The new rule requires small political parties to not only participate in the governor’s race but the presidential campaign as well to qualify for an automatic spot on the ballot. In 2018, SAM secured an automatic spot on the New York State ballot for the next four years when its gubernatorial candidate, former Syracuse Mayor Stephanie Miner, received more than 50,000 votes in the race.

Cuomo’s move erased that gain. If the ongoing appeal in the federal courts is denied, SAM will be required to gather thousands of signatures in order to get each of its candidates on to the ballot. 

SAM did not have a 2020 presidential candidate in New York because the party felt that would not advance their goals. “SAM-NY chose not to run a presidential candidate in 2020 because our strategy is focused on building a viable party nationwide over a number of years,” said SAM National Chairman David Jolly. “Running a presidential ticket in 2020 in one state would not advance our plan, and we were not willing to participate in it.”

SAM argued that a forced association with another party’s presidential candidate violated the Bill of Rights.

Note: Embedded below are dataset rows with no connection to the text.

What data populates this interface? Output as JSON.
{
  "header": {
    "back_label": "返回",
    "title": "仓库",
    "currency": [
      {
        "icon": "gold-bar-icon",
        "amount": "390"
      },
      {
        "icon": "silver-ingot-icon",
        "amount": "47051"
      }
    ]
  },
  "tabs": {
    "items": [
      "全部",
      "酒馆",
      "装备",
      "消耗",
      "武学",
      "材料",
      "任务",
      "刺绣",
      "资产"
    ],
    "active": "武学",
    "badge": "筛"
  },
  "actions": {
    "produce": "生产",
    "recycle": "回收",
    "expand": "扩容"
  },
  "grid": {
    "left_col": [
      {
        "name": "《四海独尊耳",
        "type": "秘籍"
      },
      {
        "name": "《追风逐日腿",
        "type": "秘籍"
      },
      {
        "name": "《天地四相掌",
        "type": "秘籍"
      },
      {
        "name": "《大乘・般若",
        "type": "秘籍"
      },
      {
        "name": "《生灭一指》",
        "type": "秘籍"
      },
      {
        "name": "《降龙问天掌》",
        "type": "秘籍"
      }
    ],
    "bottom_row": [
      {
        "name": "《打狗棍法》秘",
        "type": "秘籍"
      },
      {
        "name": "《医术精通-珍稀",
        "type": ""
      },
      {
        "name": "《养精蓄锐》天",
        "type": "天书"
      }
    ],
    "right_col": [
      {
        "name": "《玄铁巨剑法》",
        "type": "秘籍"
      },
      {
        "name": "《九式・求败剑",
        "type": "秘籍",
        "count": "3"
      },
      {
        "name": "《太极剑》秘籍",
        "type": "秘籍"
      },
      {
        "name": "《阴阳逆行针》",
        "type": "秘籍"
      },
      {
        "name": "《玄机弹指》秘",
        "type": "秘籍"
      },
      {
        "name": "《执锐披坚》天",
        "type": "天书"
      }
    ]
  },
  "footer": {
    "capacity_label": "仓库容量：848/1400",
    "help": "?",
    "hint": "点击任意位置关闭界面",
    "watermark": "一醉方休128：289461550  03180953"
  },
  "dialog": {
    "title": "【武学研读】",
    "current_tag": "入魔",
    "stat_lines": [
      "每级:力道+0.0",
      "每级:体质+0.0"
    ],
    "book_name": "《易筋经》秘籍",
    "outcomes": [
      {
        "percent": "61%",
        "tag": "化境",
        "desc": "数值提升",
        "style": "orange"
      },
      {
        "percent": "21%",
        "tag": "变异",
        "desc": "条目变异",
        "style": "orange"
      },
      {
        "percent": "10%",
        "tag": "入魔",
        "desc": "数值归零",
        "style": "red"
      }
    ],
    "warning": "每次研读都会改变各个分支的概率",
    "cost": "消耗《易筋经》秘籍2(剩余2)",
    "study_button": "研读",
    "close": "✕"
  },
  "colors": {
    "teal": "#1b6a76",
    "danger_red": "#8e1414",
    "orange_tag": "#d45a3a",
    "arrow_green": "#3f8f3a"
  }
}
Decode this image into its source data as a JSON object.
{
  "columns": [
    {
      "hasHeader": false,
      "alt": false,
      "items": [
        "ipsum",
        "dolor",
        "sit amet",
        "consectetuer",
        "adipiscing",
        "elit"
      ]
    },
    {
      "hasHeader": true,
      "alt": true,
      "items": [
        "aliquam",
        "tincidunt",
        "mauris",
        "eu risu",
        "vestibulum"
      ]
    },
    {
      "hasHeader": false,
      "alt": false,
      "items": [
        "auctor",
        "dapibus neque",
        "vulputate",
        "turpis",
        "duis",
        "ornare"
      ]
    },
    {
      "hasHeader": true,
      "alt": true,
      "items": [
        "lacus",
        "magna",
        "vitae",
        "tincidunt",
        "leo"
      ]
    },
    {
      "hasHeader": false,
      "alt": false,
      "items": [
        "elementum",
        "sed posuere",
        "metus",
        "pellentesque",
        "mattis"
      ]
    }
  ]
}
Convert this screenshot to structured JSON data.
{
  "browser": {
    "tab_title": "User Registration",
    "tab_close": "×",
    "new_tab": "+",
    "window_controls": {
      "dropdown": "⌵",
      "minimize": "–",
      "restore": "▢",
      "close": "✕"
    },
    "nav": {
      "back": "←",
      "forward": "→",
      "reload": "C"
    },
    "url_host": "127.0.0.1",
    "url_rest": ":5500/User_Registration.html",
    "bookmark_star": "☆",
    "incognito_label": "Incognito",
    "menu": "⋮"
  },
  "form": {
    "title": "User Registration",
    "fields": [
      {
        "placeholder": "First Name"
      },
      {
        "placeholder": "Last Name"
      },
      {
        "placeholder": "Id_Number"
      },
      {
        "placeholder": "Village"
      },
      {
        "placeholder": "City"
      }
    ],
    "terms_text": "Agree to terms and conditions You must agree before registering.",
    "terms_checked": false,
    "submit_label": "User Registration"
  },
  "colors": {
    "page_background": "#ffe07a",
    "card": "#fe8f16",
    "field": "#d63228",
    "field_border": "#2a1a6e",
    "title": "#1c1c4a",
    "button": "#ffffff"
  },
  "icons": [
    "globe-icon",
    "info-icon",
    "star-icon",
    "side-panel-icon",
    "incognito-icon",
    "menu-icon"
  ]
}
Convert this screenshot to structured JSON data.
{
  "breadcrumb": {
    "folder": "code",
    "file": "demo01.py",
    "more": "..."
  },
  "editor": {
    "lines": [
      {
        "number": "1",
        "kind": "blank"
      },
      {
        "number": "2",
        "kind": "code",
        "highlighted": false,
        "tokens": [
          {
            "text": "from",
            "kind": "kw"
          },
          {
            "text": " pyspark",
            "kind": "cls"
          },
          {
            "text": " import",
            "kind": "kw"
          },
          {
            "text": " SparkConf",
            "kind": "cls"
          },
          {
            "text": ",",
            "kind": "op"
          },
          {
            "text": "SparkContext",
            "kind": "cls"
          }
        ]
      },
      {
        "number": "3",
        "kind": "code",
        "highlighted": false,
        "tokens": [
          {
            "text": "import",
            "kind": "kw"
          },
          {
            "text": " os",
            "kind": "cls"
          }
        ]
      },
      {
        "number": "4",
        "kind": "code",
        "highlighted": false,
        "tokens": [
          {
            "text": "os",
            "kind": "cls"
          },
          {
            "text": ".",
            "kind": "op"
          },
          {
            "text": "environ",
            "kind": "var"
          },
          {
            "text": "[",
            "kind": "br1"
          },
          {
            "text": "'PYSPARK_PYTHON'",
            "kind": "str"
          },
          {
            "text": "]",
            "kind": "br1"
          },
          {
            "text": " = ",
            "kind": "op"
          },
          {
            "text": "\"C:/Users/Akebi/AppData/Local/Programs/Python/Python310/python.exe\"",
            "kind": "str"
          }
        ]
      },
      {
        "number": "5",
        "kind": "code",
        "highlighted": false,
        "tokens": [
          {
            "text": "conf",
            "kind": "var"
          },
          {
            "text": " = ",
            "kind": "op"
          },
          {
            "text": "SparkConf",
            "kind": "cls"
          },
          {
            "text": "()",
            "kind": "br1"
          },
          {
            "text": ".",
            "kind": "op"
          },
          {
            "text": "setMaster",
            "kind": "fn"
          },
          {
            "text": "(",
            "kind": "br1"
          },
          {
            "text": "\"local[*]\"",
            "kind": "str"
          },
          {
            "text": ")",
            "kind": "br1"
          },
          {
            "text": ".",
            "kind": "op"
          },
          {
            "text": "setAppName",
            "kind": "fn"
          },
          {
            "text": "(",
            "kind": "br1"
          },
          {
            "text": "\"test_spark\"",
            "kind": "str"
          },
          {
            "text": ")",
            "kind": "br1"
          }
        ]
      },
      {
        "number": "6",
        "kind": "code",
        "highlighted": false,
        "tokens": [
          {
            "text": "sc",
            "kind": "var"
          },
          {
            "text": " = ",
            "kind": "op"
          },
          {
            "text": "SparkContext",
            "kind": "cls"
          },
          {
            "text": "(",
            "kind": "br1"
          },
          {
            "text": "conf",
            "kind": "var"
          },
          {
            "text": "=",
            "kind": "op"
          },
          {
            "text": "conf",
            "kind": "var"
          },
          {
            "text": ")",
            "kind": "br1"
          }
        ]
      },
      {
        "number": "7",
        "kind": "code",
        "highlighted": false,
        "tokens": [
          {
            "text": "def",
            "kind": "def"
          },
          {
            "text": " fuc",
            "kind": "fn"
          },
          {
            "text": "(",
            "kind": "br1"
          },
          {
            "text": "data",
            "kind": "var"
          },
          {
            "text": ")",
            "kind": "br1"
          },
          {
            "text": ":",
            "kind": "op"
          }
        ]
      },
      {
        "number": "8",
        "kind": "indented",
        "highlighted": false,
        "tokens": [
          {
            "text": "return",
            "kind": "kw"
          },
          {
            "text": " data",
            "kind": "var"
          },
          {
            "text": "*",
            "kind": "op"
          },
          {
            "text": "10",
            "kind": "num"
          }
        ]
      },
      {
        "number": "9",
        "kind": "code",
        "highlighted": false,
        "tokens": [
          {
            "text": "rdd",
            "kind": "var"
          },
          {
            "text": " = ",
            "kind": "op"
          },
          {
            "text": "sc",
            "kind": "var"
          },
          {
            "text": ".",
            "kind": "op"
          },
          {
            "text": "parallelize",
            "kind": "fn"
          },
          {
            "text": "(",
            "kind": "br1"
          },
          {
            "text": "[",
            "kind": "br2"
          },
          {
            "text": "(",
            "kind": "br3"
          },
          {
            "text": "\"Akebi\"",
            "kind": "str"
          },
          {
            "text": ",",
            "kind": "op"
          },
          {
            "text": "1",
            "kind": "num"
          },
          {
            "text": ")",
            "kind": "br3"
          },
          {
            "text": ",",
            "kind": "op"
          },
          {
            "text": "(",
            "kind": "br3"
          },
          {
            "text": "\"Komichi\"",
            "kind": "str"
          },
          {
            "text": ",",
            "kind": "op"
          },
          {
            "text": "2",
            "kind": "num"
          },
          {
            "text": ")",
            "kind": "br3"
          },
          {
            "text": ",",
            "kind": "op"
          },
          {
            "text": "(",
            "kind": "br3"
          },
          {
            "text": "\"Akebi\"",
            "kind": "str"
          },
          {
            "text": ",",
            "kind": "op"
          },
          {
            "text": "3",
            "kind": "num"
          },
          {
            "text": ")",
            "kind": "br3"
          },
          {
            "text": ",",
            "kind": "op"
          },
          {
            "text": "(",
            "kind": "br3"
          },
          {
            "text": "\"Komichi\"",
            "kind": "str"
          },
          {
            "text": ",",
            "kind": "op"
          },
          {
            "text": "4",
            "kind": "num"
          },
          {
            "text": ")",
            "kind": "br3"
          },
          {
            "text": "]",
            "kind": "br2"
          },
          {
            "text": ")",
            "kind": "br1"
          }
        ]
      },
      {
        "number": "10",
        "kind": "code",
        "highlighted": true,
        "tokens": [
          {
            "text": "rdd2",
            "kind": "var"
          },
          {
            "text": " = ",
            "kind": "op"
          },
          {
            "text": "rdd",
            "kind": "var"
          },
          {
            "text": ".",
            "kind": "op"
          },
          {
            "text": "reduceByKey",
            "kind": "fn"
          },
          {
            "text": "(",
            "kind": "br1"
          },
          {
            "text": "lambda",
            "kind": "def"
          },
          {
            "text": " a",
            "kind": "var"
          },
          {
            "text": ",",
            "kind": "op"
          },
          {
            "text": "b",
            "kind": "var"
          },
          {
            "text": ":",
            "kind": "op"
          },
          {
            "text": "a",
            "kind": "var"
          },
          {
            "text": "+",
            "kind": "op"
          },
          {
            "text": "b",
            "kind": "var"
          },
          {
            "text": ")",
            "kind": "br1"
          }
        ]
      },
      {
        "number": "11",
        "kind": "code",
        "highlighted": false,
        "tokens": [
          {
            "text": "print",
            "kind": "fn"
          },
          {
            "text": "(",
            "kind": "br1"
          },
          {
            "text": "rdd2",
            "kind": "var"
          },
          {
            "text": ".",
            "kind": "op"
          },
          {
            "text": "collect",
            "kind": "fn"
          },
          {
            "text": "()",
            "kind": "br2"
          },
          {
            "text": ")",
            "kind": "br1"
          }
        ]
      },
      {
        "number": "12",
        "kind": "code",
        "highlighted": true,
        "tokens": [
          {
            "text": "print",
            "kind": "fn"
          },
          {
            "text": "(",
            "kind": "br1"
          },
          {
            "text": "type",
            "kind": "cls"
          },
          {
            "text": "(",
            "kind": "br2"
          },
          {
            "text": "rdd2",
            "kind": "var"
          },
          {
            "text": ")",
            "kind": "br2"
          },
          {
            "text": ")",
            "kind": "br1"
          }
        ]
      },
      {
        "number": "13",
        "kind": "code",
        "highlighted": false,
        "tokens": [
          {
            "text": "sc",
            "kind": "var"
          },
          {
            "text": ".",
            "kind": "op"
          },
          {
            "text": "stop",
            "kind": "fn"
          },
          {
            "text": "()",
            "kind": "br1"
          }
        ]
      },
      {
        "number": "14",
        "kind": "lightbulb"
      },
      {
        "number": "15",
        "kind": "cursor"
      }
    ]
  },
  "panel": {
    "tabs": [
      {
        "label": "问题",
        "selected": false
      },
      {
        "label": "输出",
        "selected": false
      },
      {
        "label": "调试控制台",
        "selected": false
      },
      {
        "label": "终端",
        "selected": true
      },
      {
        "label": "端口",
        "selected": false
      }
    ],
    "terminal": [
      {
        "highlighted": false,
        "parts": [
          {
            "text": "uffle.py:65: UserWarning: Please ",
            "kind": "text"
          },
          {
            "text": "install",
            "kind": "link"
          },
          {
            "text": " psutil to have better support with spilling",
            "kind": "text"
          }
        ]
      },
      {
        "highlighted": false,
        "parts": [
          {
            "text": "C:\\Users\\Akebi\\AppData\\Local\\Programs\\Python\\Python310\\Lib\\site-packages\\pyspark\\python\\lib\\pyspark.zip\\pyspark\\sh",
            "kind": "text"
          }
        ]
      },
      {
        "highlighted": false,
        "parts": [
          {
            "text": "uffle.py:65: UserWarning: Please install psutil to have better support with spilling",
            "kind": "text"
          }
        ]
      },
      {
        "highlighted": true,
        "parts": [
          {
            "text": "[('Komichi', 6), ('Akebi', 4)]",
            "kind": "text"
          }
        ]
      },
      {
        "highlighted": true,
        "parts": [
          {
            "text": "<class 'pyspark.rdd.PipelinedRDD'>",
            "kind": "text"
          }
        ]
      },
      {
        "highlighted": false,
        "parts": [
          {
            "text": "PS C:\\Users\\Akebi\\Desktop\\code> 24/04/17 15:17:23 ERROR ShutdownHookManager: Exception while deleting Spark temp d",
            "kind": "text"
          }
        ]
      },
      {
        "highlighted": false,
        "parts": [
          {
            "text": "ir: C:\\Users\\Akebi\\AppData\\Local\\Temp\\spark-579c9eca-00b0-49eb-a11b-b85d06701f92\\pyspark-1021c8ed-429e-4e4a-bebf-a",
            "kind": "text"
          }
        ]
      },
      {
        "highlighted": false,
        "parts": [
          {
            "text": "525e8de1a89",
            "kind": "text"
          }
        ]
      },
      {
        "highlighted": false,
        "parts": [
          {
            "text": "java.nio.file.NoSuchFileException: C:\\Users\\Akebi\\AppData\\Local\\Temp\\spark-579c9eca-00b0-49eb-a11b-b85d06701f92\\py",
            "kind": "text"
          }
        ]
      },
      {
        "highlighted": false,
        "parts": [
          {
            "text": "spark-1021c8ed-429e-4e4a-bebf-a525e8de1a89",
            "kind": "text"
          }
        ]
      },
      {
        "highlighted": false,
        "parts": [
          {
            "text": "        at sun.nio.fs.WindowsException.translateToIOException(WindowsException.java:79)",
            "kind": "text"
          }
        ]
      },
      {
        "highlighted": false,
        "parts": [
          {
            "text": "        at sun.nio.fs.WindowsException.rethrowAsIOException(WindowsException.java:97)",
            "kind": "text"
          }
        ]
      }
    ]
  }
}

“Requiring our party to support Trump, Biden or anyone else,” SAM stated in the press release, “is not compatible with SAM’s foundational principles.” 

Following the failed appeal for injunctive relief, the trial on SAM’s case will continue in federal circuit court sometime this year. Volpe said that it is hard to estimate the date at this time, but he expects it to come within the next couple months. 

In the future, SAM wants to continue to create awareness of the party’s values and provide Americans with a third-party option in presidential and local elections.

“We want to localize and gain more support, as well as get candidates that address everyday problems,” Volpe said. 

SAM will continue to run candidates in local, county and state elections in New York through 2021 and 2022.